A long-running fixture in Thai politics, the army chief seized power in a 2014 coup before cementing his control in highly controversial 2019 elections.
His decision comes just days before a key vote in the Thai parliament that could see the next prime minister elected, following a May election when voters emphatically rejected army-backed parties.
“From now on, I quit politics by resigning as a member of the UTN party,” he said in a statement posted on the United Thai Nation (UTN) party’s official Facebook page.
The party — which Prayut joined only weeks before the elections — failed to gain traction with voters, coming in a distant fifth place behind opposition parties Move Forward and Pheu Thai.

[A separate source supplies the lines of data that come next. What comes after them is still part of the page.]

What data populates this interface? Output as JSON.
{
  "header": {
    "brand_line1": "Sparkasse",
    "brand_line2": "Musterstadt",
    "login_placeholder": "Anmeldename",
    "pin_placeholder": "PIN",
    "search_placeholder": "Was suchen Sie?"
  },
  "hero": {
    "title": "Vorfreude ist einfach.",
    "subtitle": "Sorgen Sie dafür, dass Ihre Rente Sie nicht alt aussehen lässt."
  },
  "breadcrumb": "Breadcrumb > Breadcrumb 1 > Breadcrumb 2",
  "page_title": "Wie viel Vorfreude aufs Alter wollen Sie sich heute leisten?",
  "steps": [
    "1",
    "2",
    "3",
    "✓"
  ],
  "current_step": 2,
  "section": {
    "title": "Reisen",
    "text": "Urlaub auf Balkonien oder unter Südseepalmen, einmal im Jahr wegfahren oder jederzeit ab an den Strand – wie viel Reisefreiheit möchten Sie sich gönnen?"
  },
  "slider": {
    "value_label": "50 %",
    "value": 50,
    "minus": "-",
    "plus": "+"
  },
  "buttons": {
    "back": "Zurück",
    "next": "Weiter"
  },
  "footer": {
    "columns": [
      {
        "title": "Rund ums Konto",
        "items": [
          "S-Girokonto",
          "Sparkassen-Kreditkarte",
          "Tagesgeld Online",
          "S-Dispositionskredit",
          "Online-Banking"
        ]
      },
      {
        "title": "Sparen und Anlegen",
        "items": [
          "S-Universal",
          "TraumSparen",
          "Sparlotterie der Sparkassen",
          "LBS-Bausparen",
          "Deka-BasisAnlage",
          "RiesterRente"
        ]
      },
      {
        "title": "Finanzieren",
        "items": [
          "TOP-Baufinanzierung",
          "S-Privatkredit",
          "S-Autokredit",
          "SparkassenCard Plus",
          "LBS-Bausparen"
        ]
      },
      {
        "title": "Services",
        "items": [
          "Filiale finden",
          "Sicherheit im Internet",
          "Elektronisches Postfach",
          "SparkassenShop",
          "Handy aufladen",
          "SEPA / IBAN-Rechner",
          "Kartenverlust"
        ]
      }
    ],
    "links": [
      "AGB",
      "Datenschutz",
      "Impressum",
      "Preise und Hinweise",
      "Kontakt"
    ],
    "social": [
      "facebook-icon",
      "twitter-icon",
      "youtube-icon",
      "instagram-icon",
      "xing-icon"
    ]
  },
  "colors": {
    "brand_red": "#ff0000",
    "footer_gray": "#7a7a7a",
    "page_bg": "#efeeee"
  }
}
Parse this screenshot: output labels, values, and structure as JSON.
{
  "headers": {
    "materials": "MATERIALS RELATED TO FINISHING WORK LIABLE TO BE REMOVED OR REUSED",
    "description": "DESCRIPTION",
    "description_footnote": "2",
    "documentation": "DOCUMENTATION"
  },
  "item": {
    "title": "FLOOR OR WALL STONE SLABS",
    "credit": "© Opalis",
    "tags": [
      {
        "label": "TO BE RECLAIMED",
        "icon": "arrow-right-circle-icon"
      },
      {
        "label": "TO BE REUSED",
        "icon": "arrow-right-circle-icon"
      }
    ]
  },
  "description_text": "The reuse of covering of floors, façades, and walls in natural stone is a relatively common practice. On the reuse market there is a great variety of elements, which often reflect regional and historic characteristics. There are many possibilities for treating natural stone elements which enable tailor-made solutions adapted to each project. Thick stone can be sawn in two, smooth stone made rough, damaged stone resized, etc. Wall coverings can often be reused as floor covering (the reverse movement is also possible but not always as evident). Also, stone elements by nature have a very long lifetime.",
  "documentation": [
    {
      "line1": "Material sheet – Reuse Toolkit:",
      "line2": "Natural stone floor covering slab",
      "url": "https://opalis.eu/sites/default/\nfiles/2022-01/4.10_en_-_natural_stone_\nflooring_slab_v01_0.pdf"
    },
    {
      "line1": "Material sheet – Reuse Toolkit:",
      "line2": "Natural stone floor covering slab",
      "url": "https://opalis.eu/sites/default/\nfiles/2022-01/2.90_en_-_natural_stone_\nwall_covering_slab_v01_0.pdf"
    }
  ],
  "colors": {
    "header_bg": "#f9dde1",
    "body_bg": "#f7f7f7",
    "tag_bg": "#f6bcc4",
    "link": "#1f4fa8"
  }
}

The opposition groups were galvanised by a wave of support across the country, as voters rejected a near-decade of army-backed rule and voted for reform.
In his statement, Prayut urged members of UTN to protect “the institutions of nation, religion, and monarchy” — a reference to the previously untouchable three pillars of Thai society.
He will remain as caretaker PM until the formation of a new government.